[Website and app data records]
□ □ □
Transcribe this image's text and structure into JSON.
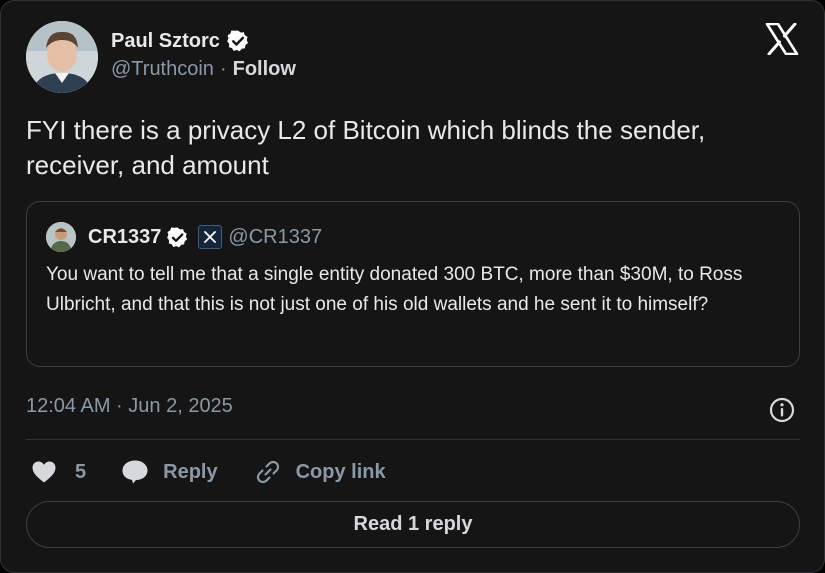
{
  "author": {
    "name": "Paul Sztorc",
    "handle": "@Truthcoin",
    "separator": "·",
    "follow_label": "Follow"
  },
  "tweet": {
    "text": "FYI there is a privacy L2 of Bitcoin which blinds the sender, receiver, and amount",
    "timestamp": "12:04 AM · Jun 2, 2025"
  },
  "quote": {
    "name": "CR1337",
    "handle": "@CR1337",
    "text": "You want to tell me that a single entity donated 300 BTC, more than $30M, to Ross Ulbricht, and that this is not just one of his old wallets and he sent it to himself?"
  },
  "actions": {
    "like_count": "5",
    "reply_label": "Reply",
    "copy_label": "Copy link",
    "read_replies_label": "Read 1 reply"
  },
  "icons": {
    "logo": "x-logo-icon",
    "verified": "verified-badge-icon",
    "affiliate": "x-affiliate-badge-icon",
    "info": "info-icon",
    "like": "heart-icon",
    "reply": "speech-bubble-icon",
    "copy": "link-icon"
  },
  "colors": {
    "background": "#151515",
    "text_primary": "#e7e9ea",
    "text_secondary": "#8b98a5",
    "border": "#2f3336"
  }
}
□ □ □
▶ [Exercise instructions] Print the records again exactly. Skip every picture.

▶ [Result for this exercise]
Transcribe this image's text and structure into JSON.
{
  "author": {
    "name": "Paul Sztorc",
    "handle": "@Truthcoin",
    "separator": "·",
    "follow_label": "Follow"
  },
  "tweet": {
    "text": "FYI there is a privacy L2 of Bitcoin which blinds the sender, receiver, and amount",
    "timestamp": "12:04 AM · Jun 2, 2025"
  },
  "quote": {
    "name": "CR1337",
    "handle": "@CR1337",
    "text": "You want to tell me that a single entity donated 300 BTC, more than $30M, to Ross Ulbricht, and that this is not just one of his old wallets and he sent it to himself?"
  },
  "actions": {
    "like_count": "5",
    "reply_label": "Reply",
    "copy_label": "Copy link",
    "read_replies_label": "Read 1 reply"
  },
  "icons": {
    "logo": "x-logo-icon",
    "verified": "verified-badge-icon",
    "affiliate": "x-affiliate-badge-icon",
    "info": "info-icon",
    "like": "heart-icon",
    "reply": "speech-bubble-icon",
    "copy": "link-icon"
  },
  "colors": {
    "background": "#151515",
    "text_primary": "#e7e9ea",
    "text_secondary": "#8b98a5",
    "border": "#2f3336"
  }
}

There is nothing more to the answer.